About this task: Please write the listing below out again exactly, leaving every picture behind.
——————————
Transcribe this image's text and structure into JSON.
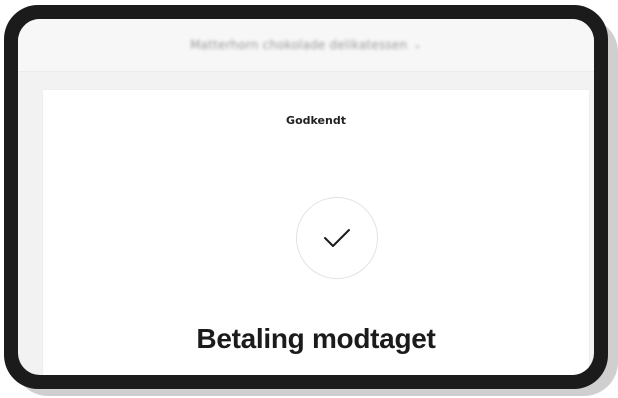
{
  "header": {
    "merchant_name": "Matterhorn chokolade delikatessen",
    "dropdown_icon": "chevron-down-icon"
  },
  "payment": {
    "status_label": "Godkendt",
    "status_icon": "checkmark-icon",
    "headline": "Betaling modtaget"
  },
  "colors": {
    "frame": "#1b1b1b",
    "background": "#f2f2f2",
    "card": "#ffffff",
    "text": "#1b1b1b"
  }
}
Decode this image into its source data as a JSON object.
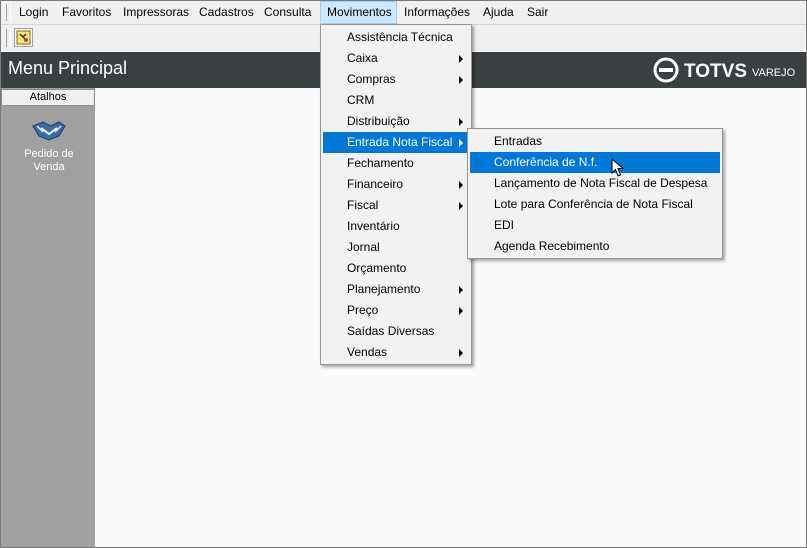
{
  "menubar": [
    {
      "label": "Login",
      "x": 0
    },
    {
      "label": "Favoritos",
      "x": 0
    },
    {
      "label": "Impressoras",
      "x": 0
    },
    {
      "label": "Cadastros",
      "x": 0
    },
    {
      "label": "Consulta",
      "x": 0
    },
    {
      "label": "Movimentos",
      "x": 0
    },
    {
      "label": "Informações",
      "x": 0
    },
    {
      "label": "Ajuda",
      "x": 0
    },
    {
      "label": "Sair",
      "x": 0
    }
  ],
  "header": {
    "title": "Menu Principal",
    "logo_text": "TOTVS",
    "logo_subtext": "VAREJO"
  },
  "sidebar": {
    "tab_label": "Atalhos",
    "shortcut_line1": "Pedido de",
    "shortcut_line2": "Venda"
  },
  "movimentos_menu": [
    {
      "label": "Assistência Técnica",
      "submenu": false
    },
    {
      "label": "Caixa",
      "submenu": true
    },
    {
      "label": "Compras",
      "submenu": true
    },
    {
      "label": "CRM",
      "submenu": false
    },
    {
      "label": "Distribuição",
      "submenu": true
    },
    {
      "label": "Entrada Nota Fiscal",
      "submenu": true,
      "selected": true
    },
    {
      "label": "Fechamento",
      "submenu": false
    },
    {
      "label": "Financeiro",
      "submenu": true
    },
    {
      "label": "Fiscal",
      "submenu": true
    },
    {
      "label": "Inventário",
      "submenu": false
    },
    {
      "label": "Jornal",
      "submenu": false
    },
    {
      "label": "Orçamento",
      "submenu": false
    },
    {
      "label": "Planejamento",
      "submenu": true
    },
    {
      "label": "Preço",
      "submenu": true
    },
    {
      "label": "Saídas Diversas",
      "submenu": false
    },
    {
      "label": "Vendas",
      "submenu": true
    }
  ],
  "entrada_submenu": [
    {
      "label": "Entradas"
    },
    {
      "label": "Conferência de N.f.",
      "highlighted": true
    },
    {
      "label": "Lançamento de Nota Fiscal de Despesa"
    },
    {
      "label": "Lote para Conferência de Nota Fiscal"
    },
    {
      "label": "EDI"
    },
    {
      "label": "Agenda Recebimento"
    }
  ],
  "colors": {
    "header_bg": "#3a3f42",
    "highlight": "#0078d7",
    "sidebar_bg": "#a0a0a0"
  }
}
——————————
Answer for this exercise:
Transcribe this image's text and structure into JSON.
{
  "header": {
    "merchant_name": "Matterhorn chokolade delikatessen",
    "dropdown_icon": "chevron-down-icon"
  },
  "payment": {
    "status_label": "Godkendt",
    "status_icon": "checkmark-icon",
    "headline": "Betaling modtaget"
  },
  "colors": {
    "frame": "#1b1b1b",
    "background": "#f2f2f2",
    "card": "#ffffff",
    "text": "#1b1b1b"
  }
}
Decode this image into its source data as a JSON object.
{
  "menubar": [
    {
      "label": "Login",
      "x": 0
    },
    {
      "label": "Favoritos",
      "x": 0
    },
    {
      "label": "Impressoras",
      "x": 0
    },
    {
      "label": "Cadastros",
      "x": 0
    },
    {
      "label": "Consulta",
      "x": 0
    },
    {
      "label": "Movimentos",
      "x": 0
    },
    {
      "label": "Informações",
      "x": 0
    },
    {
      "label": "Ajuda",
      "x": 0
    },
    {
      "label": "Sair",
      "x": 0
    }
  ],
  "header": {
    "title": "Menu Principal",
    "logo_text": "TOTVS",
    "logo_subtext": "VAREJO"
  },
  "sidebar": {
    "tab_label": "Atalhos",
    "shortcut_line1": "Pedido de",
    "shortcut_line2": "Venda"
  },
  "movimentos_menu": [
    {
      "label": "Assistência Técnica",
      "submenu": false
    },
    {
      "label": "Caixa",
      "submenu": true
    },
    {
      "label": "Compras",
      "submenu": true
    },
    {
      "label": "CRM",
      "submenu": false
    },
    {
      "label": "Distribuição",
      "submenu": true
    },
    {
      "label": "Entrada Nota Fiscal",
      "submenu": true,
      "selected": true
    },
    {
      "label": "Fechamento",
      "submenu": false
    },
    {
      "label": "Financeiro",
      "submenu": true
    },
    {
      "label": "Fiscal",
      "submenu": true
    },
    {
      "label": "Inventário",
      "submenu": false
    },
    {
      "label": "Jornal",
      "submenu": false
    },
    {
      "label": "Orçamento",
      "submenu": false
    },
    {
      "label": "Planejamento",
      "submenu": true
    },
    {
      "label": "Preço",
      "submenu": true
    },
    {
      "label": "Saídas Diversas",
      "submenu": false
    },
    {
      "label": "Vendas",
      "submenu": true
    }
  ],
  "entrada_submenu": [
    {
      "label": "Entradas"
    },
    {
      "label": "Conferência de N.f.",
      "highlighted": true
    },
    {
      "label": "Lançamento de Nota Fiscal de Despesa"
    },
    {
      "label": "Lote para Conferência de Nota Fiscal"
    },
    {
      "label": "EDI"
    },
    {
      "label": "Agenda Recebimento"
    }
  ],
  "colors": {
    "header_bg": "#3a3f42",
    "highlight": "#0078d7",
    "sidebar_bg": "#a0a0a0"
  }
}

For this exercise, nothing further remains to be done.